▶ EXCERPTED DATA
==============================

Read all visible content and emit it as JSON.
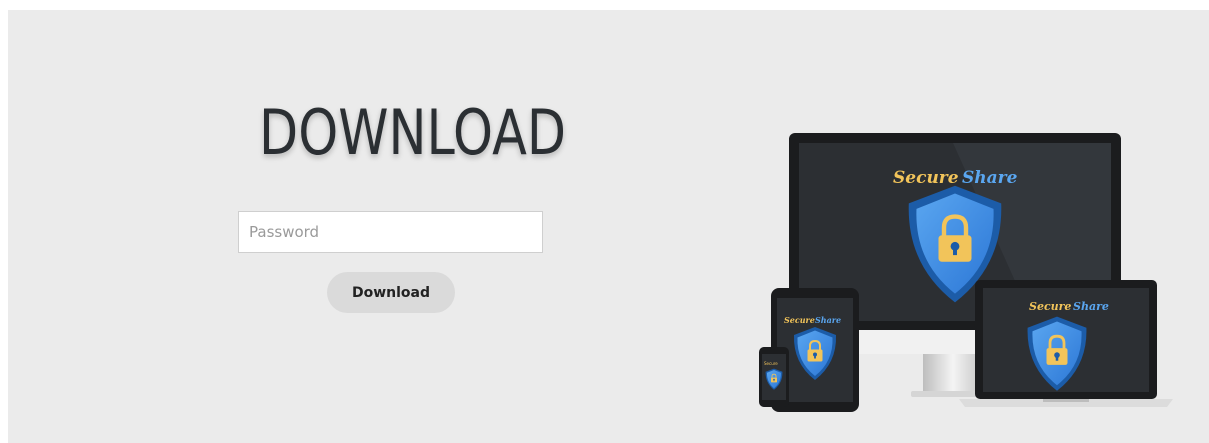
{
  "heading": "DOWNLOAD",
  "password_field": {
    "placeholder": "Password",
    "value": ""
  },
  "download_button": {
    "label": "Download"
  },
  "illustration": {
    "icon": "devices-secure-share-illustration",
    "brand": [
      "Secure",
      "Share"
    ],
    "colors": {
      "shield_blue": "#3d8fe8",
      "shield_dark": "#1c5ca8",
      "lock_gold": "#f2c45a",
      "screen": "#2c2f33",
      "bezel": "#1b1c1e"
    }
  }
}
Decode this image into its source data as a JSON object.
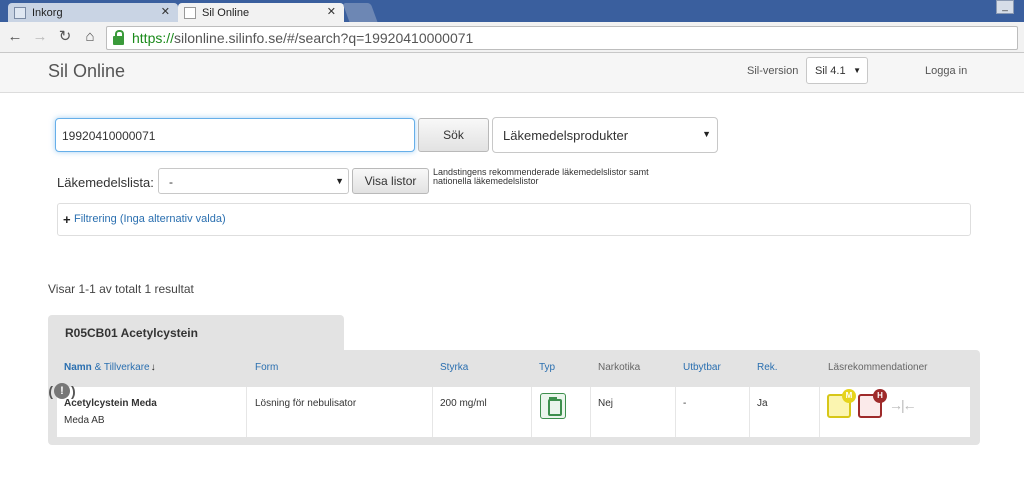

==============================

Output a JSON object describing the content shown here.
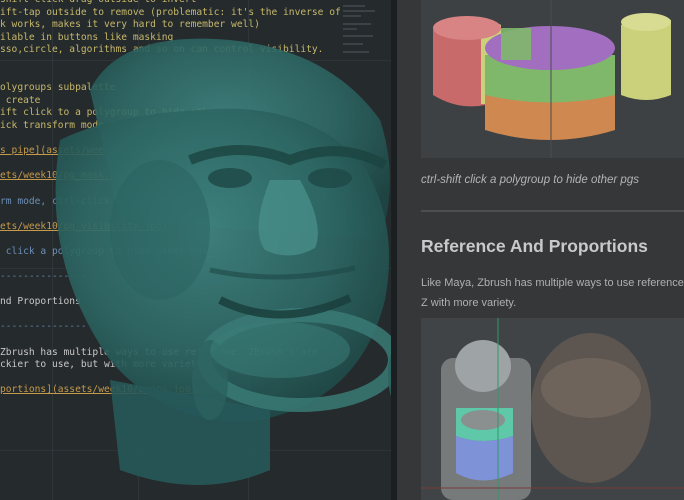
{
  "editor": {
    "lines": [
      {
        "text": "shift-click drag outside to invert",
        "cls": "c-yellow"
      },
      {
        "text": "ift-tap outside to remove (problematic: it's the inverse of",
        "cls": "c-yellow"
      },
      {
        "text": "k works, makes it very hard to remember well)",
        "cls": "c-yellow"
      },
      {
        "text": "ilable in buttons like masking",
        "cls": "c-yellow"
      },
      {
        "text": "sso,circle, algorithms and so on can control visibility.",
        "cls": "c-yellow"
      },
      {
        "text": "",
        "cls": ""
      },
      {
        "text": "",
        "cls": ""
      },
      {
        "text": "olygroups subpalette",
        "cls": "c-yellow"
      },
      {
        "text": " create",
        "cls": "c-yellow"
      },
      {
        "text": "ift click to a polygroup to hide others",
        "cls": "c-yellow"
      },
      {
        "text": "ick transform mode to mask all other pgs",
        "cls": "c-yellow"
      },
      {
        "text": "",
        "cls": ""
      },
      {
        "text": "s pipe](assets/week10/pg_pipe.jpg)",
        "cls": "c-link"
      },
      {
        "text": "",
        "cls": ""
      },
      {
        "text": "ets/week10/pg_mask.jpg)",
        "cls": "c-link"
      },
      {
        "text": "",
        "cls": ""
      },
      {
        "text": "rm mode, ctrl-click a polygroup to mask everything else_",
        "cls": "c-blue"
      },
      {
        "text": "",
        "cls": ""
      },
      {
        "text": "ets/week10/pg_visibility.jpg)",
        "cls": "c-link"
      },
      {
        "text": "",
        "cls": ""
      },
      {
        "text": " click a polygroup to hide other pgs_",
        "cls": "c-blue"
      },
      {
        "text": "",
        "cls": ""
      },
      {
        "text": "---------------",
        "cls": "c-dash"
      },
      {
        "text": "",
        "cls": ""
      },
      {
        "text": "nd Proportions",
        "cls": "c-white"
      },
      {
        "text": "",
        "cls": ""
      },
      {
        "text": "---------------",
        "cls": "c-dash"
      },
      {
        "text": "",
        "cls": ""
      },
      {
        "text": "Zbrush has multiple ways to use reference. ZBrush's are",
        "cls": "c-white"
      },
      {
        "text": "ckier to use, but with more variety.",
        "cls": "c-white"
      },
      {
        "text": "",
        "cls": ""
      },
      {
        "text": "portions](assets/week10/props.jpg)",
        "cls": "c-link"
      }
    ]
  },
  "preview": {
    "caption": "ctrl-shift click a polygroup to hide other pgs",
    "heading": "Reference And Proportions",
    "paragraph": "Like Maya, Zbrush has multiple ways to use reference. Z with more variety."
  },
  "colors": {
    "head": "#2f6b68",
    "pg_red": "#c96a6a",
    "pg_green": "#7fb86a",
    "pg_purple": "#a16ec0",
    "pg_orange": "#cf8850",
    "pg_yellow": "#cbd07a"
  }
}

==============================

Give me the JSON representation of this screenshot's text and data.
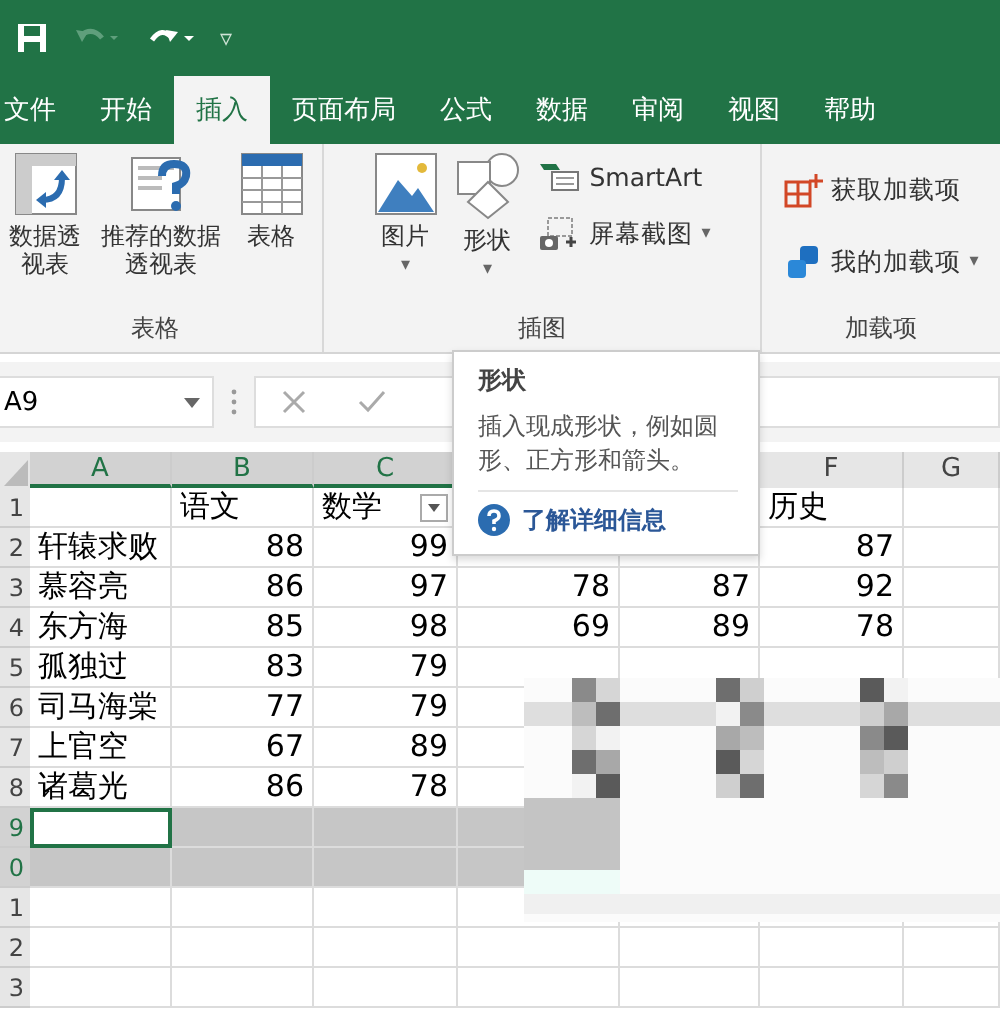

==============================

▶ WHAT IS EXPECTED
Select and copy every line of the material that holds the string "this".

▶ REPLY
Decode this image into its source data as a JSON object.
Give me the JSON representation of this screenshot's text and data.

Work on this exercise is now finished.